There's a Trick of the Light I'm Learning to Do

This is a collection of songs I wrote and recorded in January - March, 2020 while on sabbatical from ministry. They each deal with a different aspect or expression of the Gospel. Click on the image above to listen.

Three Hands Clapping

This is my latest recording project (released May 27, 2019). It is a double album of 22 songs, which very roughly track the story of my life... a sort of musical autobiography, so to speak. Click the album image to listen.

Ghost Notes

Ghost Notes
A collections of original songs I wrote in 2015, and recorded with the FreeWay Musical Collective. Click the album image to listen.


Recorded in 2014, these songs are sort of a chronicle of my journey through a pastoral burn-out last winter. They deal with themes of mental-health, spiritual burn-out and depression, but also with the inexorable presence of God in the midst of darkness. Click the album art to download.


click image to download
"soundings" is a collection of songs I recorded in September/October of 2013. Dealing with themes of hope, ache, trust and spiritual loss, the songs on this album express various facets of my journey with God.

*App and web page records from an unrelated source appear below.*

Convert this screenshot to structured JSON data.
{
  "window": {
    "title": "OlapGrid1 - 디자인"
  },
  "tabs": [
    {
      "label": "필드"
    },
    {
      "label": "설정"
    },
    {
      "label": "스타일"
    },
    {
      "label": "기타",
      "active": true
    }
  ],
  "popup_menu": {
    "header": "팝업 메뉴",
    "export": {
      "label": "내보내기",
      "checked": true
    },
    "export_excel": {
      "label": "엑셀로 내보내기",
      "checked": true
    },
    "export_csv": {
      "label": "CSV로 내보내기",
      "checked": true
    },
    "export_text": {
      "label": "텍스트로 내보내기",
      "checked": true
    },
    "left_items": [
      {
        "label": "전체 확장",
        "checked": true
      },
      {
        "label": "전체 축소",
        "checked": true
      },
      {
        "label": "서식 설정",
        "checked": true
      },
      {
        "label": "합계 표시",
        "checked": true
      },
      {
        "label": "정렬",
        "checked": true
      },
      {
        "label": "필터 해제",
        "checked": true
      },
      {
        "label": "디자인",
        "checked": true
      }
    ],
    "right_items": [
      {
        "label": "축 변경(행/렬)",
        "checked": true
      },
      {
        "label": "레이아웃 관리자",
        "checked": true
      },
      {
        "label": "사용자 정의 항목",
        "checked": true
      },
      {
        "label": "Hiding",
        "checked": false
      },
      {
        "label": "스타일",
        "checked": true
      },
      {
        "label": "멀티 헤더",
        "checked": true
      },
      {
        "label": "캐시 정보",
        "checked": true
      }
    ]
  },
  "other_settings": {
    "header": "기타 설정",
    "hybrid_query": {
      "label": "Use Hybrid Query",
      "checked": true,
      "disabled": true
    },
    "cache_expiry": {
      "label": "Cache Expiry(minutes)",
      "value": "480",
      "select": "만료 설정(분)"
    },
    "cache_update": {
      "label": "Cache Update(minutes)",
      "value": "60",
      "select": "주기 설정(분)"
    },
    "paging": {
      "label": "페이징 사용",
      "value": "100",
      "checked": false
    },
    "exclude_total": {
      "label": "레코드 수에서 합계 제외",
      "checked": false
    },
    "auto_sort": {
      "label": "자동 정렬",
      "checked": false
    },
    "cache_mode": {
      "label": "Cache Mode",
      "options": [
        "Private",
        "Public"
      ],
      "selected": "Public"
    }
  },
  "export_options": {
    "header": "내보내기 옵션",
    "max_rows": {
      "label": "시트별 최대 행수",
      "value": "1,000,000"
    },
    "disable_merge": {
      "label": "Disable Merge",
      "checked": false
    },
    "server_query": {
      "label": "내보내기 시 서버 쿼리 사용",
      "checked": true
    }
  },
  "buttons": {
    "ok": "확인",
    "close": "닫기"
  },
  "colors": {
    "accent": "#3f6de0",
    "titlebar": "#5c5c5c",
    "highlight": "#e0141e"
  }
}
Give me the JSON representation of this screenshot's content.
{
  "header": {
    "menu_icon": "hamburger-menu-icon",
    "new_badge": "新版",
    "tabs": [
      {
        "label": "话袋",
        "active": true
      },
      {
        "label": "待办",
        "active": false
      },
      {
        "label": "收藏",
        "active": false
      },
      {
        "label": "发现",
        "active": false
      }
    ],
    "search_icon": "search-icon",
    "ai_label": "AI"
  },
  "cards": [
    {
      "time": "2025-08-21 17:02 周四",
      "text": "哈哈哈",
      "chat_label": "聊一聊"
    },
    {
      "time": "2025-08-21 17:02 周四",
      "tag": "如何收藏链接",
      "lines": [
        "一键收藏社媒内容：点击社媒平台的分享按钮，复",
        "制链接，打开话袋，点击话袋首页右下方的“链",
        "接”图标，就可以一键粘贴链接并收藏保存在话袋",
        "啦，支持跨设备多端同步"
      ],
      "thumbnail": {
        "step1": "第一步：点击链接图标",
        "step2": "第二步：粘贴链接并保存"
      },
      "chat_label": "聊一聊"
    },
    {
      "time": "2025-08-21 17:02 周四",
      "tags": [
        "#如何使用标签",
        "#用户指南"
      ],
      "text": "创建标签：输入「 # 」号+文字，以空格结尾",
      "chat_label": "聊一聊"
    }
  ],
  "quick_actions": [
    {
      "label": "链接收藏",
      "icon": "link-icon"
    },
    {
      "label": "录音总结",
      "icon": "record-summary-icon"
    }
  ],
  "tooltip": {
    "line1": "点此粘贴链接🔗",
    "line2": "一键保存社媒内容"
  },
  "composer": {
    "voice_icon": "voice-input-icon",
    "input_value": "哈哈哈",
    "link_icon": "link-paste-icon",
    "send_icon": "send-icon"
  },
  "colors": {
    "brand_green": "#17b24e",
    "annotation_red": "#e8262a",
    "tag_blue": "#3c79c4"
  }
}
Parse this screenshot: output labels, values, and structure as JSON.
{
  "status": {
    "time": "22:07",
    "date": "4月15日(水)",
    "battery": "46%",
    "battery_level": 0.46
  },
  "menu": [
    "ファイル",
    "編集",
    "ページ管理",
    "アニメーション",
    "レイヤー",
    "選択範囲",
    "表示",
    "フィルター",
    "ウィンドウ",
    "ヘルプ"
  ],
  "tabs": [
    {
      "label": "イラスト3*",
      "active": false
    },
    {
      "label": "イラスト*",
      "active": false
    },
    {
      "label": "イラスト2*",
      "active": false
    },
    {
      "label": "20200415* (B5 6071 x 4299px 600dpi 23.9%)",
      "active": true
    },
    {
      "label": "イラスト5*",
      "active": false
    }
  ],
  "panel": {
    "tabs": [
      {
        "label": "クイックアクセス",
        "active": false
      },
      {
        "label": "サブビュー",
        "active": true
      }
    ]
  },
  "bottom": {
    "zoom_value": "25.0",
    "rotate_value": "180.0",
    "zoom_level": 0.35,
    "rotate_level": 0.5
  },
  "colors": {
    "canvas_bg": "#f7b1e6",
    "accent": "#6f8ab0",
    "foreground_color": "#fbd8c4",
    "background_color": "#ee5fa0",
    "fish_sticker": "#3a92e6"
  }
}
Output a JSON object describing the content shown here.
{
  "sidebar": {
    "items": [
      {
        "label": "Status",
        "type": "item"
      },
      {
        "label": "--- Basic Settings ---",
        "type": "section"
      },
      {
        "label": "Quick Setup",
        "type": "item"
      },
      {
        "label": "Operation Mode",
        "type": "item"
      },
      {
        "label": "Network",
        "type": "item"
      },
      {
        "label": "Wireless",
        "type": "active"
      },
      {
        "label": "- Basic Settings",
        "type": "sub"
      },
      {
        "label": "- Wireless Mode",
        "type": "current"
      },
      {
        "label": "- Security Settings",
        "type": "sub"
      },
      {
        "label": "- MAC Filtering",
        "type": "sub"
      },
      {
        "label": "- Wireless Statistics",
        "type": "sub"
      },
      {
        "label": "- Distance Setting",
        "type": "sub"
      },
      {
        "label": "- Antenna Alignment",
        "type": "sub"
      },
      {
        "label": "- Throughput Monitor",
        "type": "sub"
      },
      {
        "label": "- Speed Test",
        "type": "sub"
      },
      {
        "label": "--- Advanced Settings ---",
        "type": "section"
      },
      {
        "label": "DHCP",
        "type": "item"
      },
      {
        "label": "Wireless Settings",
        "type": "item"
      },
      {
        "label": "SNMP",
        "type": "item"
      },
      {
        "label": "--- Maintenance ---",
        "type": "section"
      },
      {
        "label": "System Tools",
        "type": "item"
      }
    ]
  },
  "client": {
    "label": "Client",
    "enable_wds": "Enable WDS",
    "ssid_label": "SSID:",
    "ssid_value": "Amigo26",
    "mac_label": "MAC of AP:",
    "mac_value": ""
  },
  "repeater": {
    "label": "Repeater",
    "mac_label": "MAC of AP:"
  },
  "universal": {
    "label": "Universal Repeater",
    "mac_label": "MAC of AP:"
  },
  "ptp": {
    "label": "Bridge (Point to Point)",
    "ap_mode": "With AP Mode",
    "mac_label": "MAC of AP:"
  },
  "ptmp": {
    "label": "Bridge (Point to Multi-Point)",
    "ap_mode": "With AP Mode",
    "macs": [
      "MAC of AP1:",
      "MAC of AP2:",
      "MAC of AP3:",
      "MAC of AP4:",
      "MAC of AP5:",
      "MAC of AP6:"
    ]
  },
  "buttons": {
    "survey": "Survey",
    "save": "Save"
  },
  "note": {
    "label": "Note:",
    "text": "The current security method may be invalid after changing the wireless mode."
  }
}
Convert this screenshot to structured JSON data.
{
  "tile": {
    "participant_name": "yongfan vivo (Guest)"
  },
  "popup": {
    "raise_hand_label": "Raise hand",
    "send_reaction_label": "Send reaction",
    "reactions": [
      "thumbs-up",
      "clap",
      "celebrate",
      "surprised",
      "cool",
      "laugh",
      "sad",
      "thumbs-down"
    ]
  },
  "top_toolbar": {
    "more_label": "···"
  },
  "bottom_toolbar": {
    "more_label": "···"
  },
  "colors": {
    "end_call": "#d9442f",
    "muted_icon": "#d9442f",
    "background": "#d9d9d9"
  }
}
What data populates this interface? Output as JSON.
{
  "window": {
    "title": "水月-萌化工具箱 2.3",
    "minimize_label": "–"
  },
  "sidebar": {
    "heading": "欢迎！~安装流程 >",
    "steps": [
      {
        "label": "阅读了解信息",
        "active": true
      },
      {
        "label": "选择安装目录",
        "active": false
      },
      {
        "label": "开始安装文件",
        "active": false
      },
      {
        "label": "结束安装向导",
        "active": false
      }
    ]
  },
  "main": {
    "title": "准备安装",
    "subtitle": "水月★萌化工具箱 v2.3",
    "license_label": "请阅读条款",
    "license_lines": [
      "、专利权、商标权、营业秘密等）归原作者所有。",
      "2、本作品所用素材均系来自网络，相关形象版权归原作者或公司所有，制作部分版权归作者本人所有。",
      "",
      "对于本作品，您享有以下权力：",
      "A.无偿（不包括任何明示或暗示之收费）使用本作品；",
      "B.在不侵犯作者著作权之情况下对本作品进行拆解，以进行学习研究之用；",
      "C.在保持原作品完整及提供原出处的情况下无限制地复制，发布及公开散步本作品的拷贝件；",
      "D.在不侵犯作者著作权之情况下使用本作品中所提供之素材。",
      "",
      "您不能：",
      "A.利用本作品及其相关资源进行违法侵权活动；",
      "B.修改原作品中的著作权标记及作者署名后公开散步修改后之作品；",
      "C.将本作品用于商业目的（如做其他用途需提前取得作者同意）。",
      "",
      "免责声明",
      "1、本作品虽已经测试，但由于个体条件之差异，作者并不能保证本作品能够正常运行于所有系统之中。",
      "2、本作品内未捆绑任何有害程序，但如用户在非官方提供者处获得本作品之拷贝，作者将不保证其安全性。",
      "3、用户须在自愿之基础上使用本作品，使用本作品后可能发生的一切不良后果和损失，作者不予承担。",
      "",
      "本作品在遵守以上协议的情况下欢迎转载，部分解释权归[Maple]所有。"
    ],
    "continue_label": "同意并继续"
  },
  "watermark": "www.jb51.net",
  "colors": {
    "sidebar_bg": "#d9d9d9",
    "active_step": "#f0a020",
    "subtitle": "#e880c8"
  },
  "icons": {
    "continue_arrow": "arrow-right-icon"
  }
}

Click to download.
"Bridges" is a collection of original songs I wrote in the summer of 2011, during a soul-searching trip I took out to Alberta; a sort of long twilight in the dark night of the soul. I share it here in hopes these musical reflections on my own spiritual journey might be an encouragement to others: the sun does rise, blood-red but beautiful.


Prayers, poems and songs (2005-2009). Click to download
"echoes" is a collection of songs I wrote during my time studying at Briercrest Seminary (2004-2009). It's called "echoes" partly because these songs are "echoes" of times spent with God from my songwriting past, but also because there are musical "echoes" of hymns, songs or poems sprinkled throughout the album. Listen closely and you'll hear them.


This collection of mostly blues/rock/folk inspired songs was recorded in the spring and summer of 2015. I call it "accidentals" because all of the songs on this project were tunes I have had kicking around in my notebooks for many years but had never found a "home" for on previous albums. You can click the image to download the whole album.

blogs I follow

Readings, 2020

Readings, 2020
Paradise Lost, John Milton

Adorning the Dark, Andrew Peterson

The Soul of Shame, Curt Thompson

Cure for the Common Life, Max Lucado

Halos and Avatars, Craig Detweiller, ed.

Fool's Talk, Os Guinness

Brendan, Frederick Buechner

The Screwtape Letters

Surprised by Joy, C. S. Lewis

The Pilgrim's Regress, C. S. Lewis

Becoming Whole, Brian Finkert and Kelly Kapic

Real Sex, Lauren Winner

Out of the Silent Planet, C. S. Lewis

Voyage to Venus, C. S. Lewis

That Hideous Strength, C. S. Lewis

Till We Have Faces, C. S. Lewis

random reads

Here and Now, a devotional thought

In Mark 6:1-29, Jesus sends his disciples out to preach the Message of the Kingdom, and he gives them these directions as their marching orders: "Take nothing for the journey except your staff, no bread, no bag, no money in your belts. Wear sandals but not an extra tunic ..." I can't help but notice how these travel arrangements would have required his followers to, on the one hand, depend entirely on the provision of God in the moment; and on the other hand, to stay fully in the here and now.

The extra tunic would be handy after the first one wears out. The bag of money would be useful if and when the next meal isn't quick to come along. And so on.

 The idea here is, the Message of the Kingdom is so urgent, so pressing, that any preoccupation with "tomorrow's necessities" shouldn't and can't distract them from this work in the here and now. (This actually puts Jesus teaching in Matthew 6 about not worrying for tomorrow into sharp relief: could the "worry about tomorrow" be the stuff that distracts us from the urgency of doing Kingdom work today?)

It's tempting, maybe, to dismiss Jesus's directions in Mark 6 with a "that was then, this is now" kind of of nonchalance, but it occurs to me that sending them out without money in the bag in that historical era, when 3 square meals were even harder to come by than they are now, would have sounded just as radical then as it does today. It gets me thinking about the "provisions for tomorrow" that I so often trust in, and the way these things may in fact be distracting me from the good work Jesus has called me to do today. And it gets me praying that God will keep my heart focused on what is most needful in the here and now, as I do my part to proclaim the message of the Kingdom.